About this task → For each line of the data that includes the word "placeholder", copy the line.

= Beginning of Section =

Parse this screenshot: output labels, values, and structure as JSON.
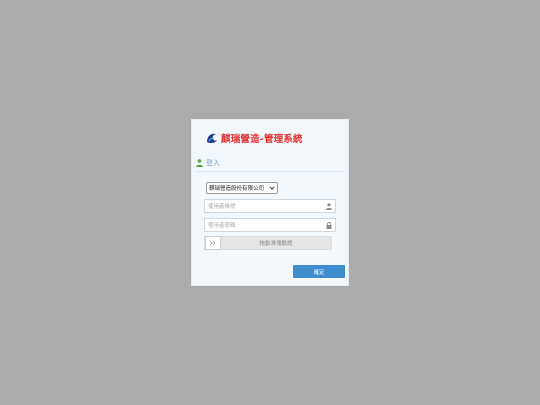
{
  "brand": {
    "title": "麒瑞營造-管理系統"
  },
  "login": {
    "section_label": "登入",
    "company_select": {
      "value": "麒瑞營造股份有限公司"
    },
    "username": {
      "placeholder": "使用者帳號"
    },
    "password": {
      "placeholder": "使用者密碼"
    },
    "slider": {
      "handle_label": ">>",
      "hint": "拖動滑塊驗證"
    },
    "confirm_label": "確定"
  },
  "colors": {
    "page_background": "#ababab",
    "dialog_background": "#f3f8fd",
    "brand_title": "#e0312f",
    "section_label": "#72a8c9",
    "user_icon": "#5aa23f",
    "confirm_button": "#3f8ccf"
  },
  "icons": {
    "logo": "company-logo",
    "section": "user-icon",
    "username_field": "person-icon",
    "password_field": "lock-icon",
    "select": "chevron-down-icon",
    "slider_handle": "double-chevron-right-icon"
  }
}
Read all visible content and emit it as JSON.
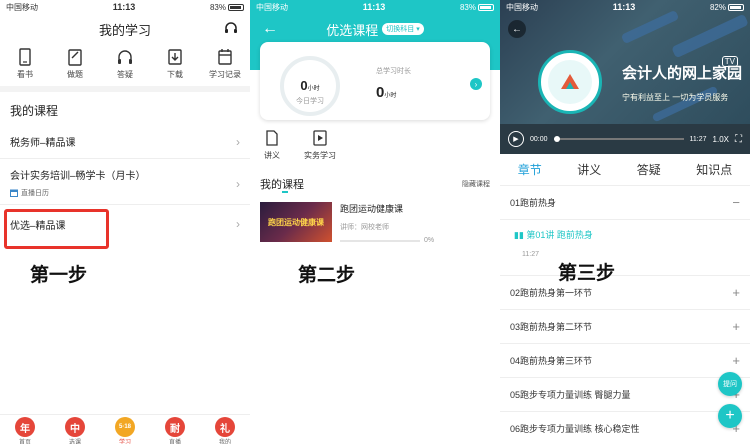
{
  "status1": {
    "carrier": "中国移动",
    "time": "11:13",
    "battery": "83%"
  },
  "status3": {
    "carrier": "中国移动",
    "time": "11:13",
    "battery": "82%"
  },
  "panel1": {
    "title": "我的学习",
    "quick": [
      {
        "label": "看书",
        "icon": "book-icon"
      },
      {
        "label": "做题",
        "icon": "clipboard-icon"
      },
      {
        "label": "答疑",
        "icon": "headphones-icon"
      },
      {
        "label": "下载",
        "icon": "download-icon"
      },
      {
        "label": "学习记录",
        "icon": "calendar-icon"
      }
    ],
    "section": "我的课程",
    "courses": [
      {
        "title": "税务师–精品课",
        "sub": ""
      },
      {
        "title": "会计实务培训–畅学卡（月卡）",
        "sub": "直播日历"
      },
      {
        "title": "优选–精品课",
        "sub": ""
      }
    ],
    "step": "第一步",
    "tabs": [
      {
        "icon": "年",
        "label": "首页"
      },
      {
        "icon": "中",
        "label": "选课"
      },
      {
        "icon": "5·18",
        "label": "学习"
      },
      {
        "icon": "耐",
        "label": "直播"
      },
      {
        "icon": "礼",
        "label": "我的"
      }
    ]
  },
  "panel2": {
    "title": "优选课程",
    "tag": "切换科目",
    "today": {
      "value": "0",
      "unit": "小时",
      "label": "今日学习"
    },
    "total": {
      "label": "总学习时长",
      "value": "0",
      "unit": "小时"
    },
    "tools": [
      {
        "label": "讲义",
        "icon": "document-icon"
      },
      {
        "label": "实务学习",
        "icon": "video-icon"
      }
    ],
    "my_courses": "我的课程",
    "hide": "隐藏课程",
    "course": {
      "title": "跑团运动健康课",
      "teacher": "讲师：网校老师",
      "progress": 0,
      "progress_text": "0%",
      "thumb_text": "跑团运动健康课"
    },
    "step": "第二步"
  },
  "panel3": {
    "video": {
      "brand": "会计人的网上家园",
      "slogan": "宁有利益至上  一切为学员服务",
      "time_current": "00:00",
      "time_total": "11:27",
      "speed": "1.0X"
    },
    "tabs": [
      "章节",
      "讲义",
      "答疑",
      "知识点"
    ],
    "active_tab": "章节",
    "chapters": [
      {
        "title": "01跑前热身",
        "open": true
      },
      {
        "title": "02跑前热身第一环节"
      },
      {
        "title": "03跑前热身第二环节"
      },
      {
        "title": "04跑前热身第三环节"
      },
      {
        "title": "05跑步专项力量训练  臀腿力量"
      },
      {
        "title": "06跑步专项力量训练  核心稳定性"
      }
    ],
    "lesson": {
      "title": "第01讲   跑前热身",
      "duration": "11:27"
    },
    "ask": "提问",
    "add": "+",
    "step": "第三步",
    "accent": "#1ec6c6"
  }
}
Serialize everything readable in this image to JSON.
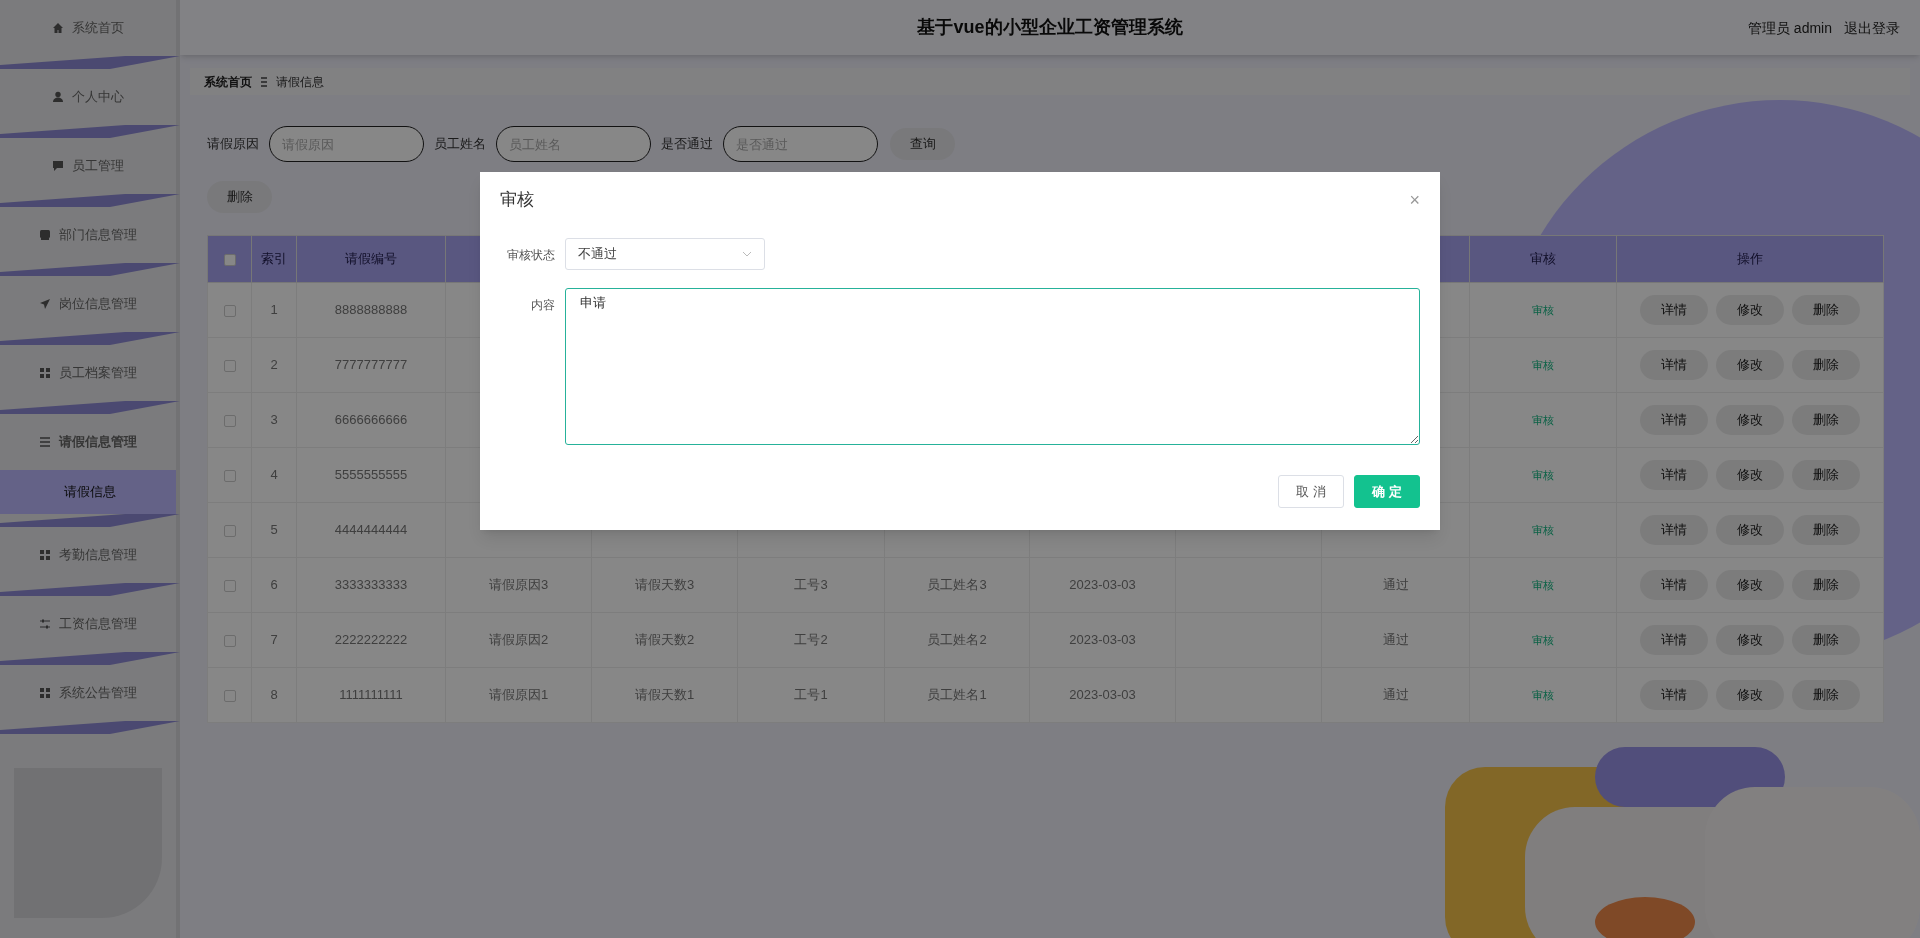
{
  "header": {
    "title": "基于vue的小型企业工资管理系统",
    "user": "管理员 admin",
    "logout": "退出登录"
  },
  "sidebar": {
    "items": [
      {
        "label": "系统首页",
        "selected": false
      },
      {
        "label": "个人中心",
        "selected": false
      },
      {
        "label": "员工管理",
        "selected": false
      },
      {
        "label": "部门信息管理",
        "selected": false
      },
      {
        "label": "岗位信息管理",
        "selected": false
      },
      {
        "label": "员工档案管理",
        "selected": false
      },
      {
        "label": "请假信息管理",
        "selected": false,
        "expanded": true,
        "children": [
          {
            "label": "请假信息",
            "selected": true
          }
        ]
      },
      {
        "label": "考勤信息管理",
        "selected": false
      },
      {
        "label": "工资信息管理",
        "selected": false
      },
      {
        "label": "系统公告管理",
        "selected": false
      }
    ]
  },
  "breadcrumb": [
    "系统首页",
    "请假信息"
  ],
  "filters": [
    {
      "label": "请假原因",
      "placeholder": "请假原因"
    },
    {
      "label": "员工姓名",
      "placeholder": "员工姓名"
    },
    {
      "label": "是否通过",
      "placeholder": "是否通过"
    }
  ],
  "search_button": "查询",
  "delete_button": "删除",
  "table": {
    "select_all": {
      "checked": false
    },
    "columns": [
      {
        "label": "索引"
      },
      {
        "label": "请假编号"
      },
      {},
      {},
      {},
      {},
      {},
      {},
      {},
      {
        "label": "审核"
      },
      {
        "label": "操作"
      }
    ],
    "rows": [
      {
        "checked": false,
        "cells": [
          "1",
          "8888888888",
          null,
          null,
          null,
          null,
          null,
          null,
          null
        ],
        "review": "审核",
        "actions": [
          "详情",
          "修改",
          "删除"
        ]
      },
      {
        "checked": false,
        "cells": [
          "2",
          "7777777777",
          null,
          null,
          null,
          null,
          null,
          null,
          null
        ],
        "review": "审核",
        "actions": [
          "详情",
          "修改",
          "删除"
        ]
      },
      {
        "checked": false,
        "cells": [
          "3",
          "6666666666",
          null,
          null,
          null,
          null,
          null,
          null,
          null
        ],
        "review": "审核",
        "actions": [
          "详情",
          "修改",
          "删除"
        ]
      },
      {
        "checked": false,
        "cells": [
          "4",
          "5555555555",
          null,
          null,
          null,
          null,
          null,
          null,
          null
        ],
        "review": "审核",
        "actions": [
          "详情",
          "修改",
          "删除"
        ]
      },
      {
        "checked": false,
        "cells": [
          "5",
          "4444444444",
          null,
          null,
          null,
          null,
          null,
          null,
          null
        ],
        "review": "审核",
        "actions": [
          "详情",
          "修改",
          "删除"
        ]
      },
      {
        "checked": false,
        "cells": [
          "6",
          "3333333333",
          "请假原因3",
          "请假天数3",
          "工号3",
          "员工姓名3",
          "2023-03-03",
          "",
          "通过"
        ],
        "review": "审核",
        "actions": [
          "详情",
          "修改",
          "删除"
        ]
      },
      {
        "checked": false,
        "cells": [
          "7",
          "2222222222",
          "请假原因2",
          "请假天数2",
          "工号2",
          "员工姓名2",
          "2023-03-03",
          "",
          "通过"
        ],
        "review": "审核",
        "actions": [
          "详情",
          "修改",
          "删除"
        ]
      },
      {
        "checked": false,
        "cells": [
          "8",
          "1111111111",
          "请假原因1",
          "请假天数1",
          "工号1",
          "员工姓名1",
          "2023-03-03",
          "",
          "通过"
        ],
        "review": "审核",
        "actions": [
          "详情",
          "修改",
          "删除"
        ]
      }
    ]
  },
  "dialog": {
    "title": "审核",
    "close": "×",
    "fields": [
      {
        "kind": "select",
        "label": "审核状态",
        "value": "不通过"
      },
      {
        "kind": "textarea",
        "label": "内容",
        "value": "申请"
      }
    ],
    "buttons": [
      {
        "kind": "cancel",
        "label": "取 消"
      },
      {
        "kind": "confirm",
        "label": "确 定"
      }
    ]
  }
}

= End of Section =
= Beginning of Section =

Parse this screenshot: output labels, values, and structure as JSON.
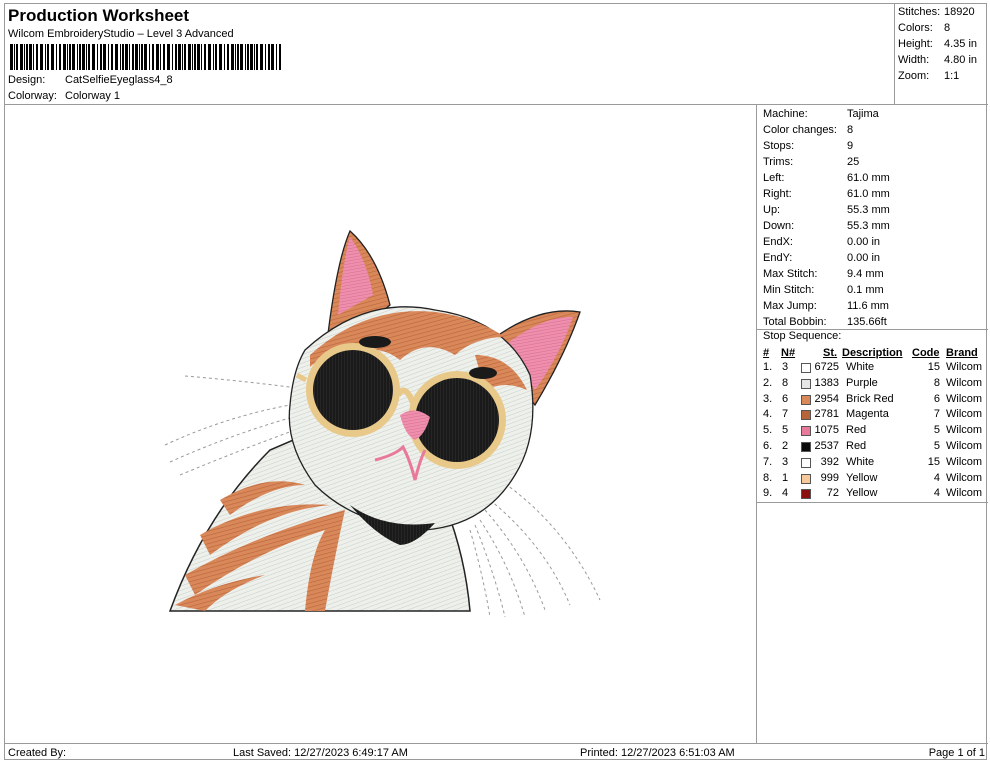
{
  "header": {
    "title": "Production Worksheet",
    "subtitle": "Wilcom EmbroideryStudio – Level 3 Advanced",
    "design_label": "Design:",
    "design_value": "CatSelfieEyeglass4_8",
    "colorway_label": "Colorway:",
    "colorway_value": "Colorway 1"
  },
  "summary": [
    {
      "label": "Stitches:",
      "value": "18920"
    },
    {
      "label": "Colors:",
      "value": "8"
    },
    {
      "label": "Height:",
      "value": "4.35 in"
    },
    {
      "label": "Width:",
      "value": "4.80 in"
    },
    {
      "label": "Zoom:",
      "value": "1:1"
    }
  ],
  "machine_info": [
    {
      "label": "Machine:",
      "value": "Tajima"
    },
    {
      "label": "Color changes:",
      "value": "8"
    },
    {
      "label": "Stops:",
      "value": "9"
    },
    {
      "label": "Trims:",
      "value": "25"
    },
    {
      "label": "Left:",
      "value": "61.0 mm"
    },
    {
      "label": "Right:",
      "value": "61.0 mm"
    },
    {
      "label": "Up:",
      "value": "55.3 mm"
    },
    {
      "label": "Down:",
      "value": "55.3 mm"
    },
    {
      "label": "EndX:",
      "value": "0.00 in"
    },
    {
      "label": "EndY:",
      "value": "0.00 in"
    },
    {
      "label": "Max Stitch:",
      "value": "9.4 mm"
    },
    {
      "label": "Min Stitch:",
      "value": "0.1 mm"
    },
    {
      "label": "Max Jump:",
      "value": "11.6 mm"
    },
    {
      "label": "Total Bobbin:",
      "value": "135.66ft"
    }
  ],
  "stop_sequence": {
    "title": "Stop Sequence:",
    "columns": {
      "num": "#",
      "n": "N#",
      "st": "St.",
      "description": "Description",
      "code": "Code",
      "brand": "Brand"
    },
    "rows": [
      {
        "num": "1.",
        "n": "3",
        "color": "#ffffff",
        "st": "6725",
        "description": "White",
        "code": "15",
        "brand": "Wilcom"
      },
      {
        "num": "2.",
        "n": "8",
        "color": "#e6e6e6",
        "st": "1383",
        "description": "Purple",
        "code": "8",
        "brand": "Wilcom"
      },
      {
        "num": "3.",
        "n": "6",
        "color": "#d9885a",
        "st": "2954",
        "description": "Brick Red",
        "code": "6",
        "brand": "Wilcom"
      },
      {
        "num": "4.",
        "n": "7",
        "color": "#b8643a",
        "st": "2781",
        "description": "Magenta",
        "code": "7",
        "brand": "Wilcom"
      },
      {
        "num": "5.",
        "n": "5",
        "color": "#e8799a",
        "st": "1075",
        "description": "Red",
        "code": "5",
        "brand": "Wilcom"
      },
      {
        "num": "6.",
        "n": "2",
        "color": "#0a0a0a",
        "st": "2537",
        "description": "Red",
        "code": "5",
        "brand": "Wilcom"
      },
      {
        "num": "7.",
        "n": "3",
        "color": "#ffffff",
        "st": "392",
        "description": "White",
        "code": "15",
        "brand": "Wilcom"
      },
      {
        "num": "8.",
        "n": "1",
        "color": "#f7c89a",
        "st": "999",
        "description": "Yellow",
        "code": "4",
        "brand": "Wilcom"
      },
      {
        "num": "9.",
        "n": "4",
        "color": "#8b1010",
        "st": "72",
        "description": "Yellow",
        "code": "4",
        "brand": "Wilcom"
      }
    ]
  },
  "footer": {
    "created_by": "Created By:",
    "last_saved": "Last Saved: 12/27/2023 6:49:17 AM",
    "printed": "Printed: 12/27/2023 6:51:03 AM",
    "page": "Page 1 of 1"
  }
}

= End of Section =

Written response →
      "placeholder": "使用者帳號"
      "placeholder": "使用者密碼"
      "placeholder": "请假原因"
      "placeholder": "员工姓名"
      "placeholder": "是否通过"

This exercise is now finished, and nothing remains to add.